Times-Picayune TV columnist Dave Walker dubbed it “cliche-riddled, but not hopeless,” (which is a much kinder than the critical reaction across the country).
Based on the reaction of his readers, however, the show still has a long way to go:
• “One cop on the verge of breakdown, drinking on duty, his partner a fugitive from justice. White woman trying to take the black mans land by hiring commandos. The recovery is hard enough without making us look like idiots. Who wrote this episode, FEMA?”
• “I can’t believe they were even allowed to air that show. K-Ville made the New Orleans Police Department look like a bunch of fools in a uniform. The department has enough problems with crime and moral already. Cops drinking on the job, hiring a convicted felon and having his partner cover it up, shooting at cars on Bourbon Street, chasing criminals through crowded streets, etc…. That is a bunch of bull, that just does not happen like that.”
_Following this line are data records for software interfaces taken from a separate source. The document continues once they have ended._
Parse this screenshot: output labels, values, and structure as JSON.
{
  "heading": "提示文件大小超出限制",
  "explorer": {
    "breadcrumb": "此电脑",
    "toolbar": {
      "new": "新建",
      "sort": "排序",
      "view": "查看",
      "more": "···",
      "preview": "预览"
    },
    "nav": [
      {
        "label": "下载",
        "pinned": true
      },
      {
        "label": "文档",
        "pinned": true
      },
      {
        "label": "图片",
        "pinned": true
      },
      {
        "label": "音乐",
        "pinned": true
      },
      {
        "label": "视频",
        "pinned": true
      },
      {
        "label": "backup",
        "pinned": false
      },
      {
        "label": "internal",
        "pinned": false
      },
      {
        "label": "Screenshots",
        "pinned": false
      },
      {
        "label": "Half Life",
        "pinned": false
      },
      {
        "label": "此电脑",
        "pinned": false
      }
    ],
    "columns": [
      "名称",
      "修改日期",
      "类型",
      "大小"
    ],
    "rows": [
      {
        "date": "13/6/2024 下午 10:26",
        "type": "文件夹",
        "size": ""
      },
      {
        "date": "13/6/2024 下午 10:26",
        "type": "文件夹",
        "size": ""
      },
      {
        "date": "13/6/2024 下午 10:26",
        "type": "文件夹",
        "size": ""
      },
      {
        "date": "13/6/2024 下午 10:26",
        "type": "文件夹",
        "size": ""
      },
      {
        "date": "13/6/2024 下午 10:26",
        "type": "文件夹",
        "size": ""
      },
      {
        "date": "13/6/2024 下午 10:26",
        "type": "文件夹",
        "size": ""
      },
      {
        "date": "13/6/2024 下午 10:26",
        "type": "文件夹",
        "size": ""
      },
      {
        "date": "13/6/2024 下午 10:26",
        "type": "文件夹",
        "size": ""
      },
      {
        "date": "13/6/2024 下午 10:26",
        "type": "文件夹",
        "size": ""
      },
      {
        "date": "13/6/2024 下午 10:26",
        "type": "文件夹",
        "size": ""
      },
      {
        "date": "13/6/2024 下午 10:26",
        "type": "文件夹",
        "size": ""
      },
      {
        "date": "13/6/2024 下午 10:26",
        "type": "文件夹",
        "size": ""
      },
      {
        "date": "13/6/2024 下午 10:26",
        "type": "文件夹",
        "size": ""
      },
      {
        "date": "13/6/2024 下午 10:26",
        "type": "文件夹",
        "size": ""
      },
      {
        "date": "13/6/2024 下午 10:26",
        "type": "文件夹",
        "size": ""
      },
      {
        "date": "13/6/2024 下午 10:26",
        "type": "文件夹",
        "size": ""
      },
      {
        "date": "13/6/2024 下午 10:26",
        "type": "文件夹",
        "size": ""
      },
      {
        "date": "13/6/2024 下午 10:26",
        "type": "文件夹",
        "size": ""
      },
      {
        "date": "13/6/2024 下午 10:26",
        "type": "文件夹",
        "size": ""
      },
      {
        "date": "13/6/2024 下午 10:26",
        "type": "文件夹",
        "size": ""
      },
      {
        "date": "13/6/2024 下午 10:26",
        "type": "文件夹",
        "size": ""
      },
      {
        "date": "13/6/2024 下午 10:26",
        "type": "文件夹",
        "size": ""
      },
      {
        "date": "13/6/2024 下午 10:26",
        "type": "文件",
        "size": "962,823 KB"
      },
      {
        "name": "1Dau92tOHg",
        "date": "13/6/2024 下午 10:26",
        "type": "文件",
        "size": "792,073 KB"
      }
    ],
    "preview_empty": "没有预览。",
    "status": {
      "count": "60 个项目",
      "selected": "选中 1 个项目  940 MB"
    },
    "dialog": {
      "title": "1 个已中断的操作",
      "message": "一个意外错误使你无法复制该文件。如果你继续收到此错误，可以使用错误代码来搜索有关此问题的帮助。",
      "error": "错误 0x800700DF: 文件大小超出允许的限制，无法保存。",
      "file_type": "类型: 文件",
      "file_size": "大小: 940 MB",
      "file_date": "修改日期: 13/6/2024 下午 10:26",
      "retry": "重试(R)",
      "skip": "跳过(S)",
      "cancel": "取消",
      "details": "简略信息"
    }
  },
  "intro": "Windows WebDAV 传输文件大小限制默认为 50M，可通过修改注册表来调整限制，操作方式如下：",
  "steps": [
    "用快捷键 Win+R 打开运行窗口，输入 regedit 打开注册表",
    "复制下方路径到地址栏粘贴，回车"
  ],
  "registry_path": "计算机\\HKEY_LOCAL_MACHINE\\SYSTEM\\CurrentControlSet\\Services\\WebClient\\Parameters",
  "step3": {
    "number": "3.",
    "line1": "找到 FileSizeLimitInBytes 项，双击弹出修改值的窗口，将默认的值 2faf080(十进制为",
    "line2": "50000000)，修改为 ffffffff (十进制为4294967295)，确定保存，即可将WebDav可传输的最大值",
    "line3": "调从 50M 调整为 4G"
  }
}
• “So many events in that show were just made up, but how do you make a movie about something you know nothing about. Everyone has a lot to say about what happened after Hurricane Katrina. I was there during and after the storm, where were all of these wonderful people that enjoy writing these scripts when we needed help?”
• “If you really want to capture the reality of a post-Katrina New Orleans, don’t fictionalize the city by morphing West and East banks. Come down here, study the place. Learn the difference between Cajun and Creole, between who yearns for cypress and who for live oak. Remember, Tennessee Williams didn’t write Streetcar Named Desire while living in Denver….”
• “With all the real drama in New Orleans, why would writers resort to such cliched characters and preposterous plot lines? My neighbor was a cop and I could have gotten six episodes just from listening to him and his buddies talk over the course of one beans-and-rice night (boy, am I mad now that he never invited me to any gumbo parties, if only I’d known that’s the big social event).”
• “One of the most quintessential aspects of New Orleans is that there is barely one degree of separation between people. There are more dramatic possibilities in such a uniquely interconnected city than in rifling through old scripts of ‘CSI’ and ‘Miami Vice.'”
• “K-Ville is the second worst man-made disaster to hit New Orleans.”